(Trinidad Guardian) Illegal cellphones in T&T’s prisons have become a lucrative business.
The comment came from Prison Commissioner Gerard Wilson yesterday as he spoke in his first in a series of “Conversations with the Commissioner” which was streamed live on Facebook.
The conversation was aimed to interact with members of the public who posted questions or concerns they may have on the T&T Prisons Service and its officers.
Wilson admitted that the Prison Service has been working to re-engineer itself.
He said in 2019 the Prison Service will roll out a customer service programme to ensure that families of inmates have a pleasant visit.
“So they (inmates) will be provided with an account and they would be able to request from the officers what items they need.”
Asked what strategies he would initiate to reduce corruption and to weed out corrupt prison officers, Wilson said, “Within recent times they have been successful in arresting quite a few officers and visitors who come to the visiting room.”
In addition to increasing vigilance, Wilson said they now work with sniffer dogs to get illegal items out.
He said, “We have been able to crack what we may call more or less a drug load of activities. We will monitor officers who come into that net because we have been looking at some of the officers. We will have that surveillance to ensure that when they come into the system with these drugs that we would be able to hold them.”
He said the configuration of the prison dorms makes it difficult to access some of the illicit items or contraband brought into the prisons.
“One of the ways to deal with it is to have the dormitories outside. But if we can reconfigure how the dormitories are placed that should help a lot in how we fight this scourge of trafficking and contraband in the prison service,” he said.

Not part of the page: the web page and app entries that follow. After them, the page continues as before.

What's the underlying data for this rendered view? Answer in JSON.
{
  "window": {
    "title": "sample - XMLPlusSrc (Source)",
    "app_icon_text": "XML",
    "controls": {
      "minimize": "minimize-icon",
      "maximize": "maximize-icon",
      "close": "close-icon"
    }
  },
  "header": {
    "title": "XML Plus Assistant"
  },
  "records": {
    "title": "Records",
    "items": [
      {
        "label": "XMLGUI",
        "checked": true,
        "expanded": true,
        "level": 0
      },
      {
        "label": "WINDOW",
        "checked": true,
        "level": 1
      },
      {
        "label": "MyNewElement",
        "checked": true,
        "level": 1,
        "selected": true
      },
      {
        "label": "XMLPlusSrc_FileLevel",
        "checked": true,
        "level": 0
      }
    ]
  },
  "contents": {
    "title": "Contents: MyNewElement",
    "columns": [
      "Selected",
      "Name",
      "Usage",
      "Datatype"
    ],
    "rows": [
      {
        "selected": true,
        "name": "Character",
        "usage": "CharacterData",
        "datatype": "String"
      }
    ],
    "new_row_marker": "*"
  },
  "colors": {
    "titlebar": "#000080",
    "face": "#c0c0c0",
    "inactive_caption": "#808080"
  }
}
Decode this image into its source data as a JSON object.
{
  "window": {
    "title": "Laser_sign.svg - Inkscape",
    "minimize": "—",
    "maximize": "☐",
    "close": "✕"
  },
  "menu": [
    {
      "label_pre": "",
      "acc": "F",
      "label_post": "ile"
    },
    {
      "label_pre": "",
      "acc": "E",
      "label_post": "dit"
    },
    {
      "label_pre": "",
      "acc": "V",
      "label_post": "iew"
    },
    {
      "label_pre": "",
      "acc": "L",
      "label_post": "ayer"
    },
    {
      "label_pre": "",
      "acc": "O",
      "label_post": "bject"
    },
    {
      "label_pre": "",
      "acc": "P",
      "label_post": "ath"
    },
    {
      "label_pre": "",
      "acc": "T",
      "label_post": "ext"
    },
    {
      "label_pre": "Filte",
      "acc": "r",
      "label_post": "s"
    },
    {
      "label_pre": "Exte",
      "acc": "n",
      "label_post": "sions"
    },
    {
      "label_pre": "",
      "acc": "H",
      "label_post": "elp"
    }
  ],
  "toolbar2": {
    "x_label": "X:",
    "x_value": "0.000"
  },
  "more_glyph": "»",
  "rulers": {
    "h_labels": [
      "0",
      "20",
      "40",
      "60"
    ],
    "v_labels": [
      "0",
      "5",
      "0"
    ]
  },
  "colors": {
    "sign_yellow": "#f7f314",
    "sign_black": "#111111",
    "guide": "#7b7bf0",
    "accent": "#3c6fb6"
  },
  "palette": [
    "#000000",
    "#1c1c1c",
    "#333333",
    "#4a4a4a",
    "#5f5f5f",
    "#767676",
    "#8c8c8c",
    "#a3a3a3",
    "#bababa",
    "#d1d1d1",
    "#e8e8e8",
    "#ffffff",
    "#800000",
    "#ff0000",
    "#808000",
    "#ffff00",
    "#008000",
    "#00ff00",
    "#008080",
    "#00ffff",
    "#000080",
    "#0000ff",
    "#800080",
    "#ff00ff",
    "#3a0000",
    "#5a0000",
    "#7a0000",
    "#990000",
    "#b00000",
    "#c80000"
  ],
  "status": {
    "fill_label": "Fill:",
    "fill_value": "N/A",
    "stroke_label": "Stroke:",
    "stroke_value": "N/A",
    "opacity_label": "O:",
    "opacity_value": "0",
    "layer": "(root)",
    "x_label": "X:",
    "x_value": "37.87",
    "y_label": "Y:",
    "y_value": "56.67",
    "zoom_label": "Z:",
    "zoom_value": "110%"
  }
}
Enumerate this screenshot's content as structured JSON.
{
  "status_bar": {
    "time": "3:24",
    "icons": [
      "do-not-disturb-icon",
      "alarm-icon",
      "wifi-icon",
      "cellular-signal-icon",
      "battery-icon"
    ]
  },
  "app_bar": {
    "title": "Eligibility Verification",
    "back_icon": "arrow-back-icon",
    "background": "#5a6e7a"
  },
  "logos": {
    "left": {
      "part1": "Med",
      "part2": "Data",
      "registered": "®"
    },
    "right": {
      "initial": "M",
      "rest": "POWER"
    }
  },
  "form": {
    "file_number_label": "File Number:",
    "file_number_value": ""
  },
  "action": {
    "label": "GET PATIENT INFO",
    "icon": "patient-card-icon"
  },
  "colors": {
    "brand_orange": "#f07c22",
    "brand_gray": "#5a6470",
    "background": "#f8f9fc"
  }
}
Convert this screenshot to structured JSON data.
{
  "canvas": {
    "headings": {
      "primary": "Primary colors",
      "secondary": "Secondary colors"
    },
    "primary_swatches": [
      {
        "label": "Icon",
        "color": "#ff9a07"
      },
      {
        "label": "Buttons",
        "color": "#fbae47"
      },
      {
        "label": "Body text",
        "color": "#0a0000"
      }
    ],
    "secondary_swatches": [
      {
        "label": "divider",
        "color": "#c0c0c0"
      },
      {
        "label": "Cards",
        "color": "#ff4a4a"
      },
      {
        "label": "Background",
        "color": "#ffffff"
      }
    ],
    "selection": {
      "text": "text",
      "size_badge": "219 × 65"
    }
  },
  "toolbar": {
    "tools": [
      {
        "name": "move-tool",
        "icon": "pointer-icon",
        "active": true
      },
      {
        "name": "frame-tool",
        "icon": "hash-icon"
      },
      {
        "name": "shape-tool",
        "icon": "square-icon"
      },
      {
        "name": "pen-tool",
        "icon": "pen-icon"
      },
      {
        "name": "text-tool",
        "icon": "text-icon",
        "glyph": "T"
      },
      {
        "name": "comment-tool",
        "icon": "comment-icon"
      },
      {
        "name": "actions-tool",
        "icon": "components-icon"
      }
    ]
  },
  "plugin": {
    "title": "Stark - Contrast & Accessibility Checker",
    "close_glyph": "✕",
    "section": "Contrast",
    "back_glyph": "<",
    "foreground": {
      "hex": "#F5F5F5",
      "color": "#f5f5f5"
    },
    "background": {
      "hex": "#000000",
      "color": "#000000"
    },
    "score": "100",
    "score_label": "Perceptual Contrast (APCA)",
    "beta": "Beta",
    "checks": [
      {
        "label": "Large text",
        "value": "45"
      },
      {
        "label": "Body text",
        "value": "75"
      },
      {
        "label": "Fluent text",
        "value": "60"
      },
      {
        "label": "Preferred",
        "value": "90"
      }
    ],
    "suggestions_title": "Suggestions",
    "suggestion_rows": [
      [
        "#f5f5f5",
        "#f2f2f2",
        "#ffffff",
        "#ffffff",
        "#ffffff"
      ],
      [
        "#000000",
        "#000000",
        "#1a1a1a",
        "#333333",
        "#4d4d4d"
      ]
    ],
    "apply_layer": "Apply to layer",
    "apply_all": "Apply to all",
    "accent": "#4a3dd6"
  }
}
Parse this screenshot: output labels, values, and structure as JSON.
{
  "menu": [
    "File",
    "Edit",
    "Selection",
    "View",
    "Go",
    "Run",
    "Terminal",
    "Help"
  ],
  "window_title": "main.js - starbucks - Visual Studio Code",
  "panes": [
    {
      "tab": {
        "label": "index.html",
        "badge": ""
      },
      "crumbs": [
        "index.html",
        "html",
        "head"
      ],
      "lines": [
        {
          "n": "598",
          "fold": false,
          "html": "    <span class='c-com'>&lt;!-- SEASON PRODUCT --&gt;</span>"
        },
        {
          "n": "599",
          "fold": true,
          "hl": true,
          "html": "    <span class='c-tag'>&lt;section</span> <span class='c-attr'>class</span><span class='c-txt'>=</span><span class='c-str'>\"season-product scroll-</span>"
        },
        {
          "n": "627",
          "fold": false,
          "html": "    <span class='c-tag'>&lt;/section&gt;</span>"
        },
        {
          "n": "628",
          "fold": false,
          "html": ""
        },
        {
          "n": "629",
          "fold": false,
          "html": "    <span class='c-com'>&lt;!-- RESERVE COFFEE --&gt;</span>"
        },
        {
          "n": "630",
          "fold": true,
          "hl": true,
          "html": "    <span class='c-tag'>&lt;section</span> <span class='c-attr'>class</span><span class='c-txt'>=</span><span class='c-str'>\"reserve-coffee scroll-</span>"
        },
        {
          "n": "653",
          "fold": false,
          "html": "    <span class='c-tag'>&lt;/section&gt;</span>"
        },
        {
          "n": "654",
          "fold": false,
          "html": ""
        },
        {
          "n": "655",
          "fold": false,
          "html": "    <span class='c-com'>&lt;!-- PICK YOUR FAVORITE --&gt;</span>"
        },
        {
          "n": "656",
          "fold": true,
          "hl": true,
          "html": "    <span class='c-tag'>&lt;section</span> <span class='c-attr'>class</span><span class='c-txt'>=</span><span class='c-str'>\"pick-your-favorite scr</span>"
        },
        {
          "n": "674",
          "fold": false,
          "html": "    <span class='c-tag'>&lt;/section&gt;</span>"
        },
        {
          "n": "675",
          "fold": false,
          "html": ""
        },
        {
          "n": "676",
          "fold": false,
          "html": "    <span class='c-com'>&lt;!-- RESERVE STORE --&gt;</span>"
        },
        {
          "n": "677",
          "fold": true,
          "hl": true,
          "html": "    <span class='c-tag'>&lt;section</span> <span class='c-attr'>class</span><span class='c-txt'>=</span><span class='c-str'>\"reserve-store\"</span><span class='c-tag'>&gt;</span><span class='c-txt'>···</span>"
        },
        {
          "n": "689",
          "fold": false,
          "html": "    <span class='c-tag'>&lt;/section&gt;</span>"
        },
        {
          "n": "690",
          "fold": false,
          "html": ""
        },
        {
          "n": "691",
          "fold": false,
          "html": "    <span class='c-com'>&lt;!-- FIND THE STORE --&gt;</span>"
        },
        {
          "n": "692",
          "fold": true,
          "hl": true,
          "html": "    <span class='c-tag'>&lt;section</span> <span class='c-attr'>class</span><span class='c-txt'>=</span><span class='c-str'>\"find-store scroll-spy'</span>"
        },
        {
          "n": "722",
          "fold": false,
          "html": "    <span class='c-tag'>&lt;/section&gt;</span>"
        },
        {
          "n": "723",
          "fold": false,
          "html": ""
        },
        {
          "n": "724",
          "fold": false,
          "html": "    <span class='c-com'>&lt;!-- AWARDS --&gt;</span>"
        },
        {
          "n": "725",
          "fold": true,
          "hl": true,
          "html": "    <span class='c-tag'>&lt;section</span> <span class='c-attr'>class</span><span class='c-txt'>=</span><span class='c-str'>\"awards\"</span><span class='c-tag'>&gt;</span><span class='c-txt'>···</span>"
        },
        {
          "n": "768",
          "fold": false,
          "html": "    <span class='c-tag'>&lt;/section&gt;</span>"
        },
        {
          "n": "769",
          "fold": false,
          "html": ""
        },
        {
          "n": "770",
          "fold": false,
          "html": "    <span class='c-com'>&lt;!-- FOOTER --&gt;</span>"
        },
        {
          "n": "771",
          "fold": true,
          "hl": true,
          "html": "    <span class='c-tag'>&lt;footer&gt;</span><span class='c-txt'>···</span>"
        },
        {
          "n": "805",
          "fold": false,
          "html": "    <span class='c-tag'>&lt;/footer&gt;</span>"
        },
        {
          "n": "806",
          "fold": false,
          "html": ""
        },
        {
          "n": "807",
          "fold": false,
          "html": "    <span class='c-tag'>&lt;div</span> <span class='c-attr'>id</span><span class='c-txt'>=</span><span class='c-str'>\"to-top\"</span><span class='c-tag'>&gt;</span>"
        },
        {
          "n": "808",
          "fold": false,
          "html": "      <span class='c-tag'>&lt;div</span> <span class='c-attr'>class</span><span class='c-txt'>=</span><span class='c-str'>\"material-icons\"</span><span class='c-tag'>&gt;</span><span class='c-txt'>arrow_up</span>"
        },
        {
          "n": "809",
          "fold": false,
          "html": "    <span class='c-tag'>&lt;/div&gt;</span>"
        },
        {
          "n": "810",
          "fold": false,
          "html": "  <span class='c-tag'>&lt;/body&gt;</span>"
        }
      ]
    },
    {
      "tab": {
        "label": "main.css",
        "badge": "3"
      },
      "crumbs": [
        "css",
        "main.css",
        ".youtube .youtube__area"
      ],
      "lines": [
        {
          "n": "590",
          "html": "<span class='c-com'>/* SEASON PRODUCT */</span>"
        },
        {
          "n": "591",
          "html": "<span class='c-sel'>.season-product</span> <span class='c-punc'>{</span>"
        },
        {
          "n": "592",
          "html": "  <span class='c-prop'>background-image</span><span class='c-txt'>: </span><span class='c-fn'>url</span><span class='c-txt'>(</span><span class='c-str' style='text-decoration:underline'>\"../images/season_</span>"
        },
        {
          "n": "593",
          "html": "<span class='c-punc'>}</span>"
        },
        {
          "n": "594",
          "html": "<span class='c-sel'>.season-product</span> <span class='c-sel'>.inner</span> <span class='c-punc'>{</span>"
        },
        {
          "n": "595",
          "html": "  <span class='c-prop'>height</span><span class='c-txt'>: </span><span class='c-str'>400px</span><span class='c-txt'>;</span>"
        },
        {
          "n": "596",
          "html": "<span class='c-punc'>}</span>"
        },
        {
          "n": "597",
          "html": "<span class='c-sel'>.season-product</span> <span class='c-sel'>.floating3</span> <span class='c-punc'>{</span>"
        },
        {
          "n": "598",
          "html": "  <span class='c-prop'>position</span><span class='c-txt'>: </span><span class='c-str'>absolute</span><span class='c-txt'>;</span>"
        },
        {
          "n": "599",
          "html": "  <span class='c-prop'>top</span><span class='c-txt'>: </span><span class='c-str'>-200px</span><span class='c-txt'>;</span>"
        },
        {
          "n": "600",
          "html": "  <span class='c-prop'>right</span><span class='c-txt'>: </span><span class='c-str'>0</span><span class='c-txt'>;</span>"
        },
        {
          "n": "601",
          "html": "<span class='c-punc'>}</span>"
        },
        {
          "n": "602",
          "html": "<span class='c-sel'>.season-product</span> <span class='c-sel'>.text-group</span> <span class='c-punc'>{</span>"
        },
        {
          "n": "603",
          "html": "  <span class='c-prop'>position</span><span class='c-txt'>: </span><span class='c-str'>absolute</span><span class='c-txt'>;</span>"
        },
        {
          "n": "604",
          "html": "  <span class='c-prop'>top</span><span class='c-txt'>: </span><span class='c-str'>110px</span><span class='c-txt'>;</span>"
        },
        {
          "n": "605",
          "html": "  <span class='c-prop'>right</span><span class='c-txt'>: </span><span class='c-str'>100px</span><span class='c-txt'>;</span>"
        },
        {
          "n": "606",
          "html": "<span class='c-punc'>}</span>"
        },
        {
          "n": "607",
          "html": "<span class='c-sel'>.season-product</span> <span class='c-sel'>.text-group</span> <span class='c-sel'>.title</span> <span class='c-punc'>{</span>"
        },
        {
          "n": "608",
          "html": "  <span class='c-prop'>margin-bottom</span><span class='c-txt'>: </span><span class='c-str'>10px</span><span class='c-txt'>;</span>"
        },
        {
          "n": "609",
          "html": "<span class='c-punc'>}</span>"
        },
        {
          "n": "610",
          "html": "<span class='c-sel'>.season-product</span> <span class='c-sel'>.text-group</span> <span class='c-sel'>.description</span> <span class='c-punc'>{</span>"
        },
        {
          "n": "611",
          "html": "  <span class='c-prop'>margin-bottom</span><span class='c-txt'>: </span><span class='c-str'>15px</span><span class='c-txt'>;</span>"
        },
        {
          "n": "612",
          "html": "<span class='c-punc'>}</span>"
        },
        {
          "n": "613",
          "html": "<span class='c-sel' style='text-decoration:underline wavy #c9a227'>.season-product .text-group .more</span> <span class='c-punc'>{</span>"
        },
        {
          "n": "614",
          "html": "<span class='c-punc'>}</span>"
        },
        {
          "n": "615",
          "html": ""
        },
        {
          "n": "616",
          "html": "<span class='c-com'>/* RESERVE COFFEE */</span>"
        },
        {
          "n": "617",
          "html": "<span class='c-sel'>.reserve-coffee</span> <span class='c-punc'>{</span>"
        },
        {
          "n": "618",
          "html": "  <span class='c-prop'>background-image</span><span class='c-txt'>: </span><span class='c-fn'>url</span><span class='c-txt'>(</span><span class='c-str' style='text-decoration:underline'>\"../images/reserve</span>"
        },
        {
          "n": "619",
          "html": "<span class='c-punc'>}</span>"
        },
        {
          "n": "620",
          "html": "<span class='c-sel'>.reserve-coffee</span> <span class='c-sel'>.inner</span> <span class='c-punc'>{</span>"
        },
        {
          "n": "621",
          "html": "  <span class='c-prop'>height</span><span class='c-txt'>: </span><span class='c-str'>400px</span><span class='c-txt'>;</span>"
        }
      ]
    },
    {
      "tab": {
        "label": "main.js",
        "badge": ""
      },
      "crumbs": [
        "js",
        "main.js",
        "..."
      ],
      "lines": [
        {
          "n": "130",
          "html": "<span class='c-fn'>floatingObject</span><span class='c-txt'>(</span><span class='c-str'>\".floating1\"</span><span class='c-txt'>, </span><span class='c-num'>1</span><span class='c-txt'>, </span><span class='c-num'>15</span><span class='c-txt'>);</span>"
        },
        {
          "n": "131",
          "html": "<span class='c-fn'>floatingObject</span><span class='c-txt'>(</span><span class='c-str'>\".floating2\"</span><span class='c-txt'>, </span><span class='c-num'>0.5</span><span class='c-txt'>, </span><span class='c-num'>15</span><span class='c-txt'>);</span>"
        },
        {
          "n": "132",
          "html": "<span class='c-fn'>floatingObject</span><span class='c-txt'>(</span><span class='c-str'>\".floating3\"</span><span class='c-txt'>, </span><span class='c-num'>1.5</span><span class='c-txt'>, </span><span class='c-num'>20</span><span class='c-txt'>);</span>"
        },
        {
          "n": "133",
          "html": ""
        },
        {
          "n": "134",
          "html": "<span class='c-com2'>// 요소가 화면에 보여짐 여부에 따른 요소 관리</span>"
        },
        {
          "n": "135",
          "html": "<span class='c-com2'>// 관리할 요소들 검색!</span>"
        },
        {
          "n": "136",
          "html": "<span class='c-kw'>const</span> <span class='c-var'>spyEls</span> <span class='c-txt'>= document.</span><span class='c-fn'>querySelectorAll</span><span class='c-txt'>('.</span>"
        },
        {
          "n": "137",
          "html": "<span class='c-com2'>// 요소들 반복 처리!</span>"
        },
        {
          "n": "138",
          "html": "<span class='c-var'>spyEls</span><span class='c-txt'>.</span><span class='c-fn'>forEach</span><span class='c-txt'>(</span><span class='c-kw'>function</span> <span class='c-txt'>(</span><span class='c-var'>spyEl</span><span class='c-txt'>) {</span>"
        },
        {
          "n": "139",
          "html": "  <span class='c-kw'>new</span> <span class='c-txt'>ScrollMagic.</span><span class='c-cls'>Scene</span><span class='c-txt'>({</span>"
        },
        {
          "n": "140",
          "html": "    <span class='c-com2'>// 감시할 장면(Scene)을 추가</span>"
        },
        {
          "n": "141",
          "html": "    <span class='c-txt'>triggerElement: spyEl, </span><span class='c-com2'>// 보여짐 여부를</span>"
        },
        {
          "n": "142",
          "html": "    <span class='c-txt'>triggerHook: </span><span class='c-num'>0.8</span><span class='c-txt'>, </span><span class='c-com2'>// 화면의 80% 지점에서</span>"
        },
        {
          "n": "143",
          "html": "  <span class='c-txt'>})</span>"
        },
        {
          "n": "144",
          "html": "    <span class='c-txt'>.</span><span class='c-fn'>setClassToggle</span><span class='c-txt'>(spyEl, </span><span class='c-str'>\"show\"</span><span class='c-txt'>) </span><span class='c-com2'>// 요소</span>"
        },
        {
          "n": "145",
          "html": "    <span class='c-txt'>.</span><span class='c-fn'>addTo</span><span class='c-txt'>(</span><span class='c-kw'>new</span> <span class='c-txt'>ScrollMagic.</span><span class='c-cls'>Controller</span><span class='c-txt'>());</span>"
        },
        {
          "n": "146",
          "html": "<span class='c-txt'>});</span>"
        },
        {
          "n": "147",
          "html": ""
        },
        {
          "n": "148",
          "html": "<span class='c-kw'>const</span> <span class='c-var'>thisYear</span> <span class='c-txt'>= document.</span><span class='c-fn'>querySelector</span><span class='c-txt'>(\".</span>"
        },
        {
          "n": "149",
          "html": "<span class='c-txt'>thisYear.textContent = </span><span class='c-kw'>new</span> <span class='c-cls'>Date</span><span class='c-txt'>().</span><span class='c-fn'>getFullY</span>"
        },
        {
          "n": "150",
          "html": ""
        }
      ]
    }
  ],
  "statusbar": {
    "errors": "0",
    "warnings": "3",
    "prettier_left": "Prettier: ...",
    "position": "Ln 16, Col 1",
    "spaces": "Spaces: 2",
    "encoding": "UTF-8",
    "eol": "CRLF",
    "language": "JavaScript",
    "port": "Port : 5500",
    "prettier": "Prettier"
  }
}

Wilson also touched on the issue of illegal cellphones making its way into the hands of inmates, which he said, was a problem worldwide.
He said people on the outside come into the prison with the phones which he described as a lucrative business.
He added: “So they encouraged and coerced officers who may not be as principled as others to bring in these contraband items.”
As for threats made to officers, Wilson said they have since established a threat analysis unit.
Threats that are reported, Wilson said are assessed.
“Officers get threatened on a daily basis. All threats are taken seriously. Depending on the threat levels the prisons will also implement things that would assist the officer. We don’t sit idly by and allow officers to be threatened and not intervene.”
Stating that “we live in treacherous times, “Wilson pleaded with his officers to look after their personal safety.
“Know where you go. You have to know the company you keep,” he said.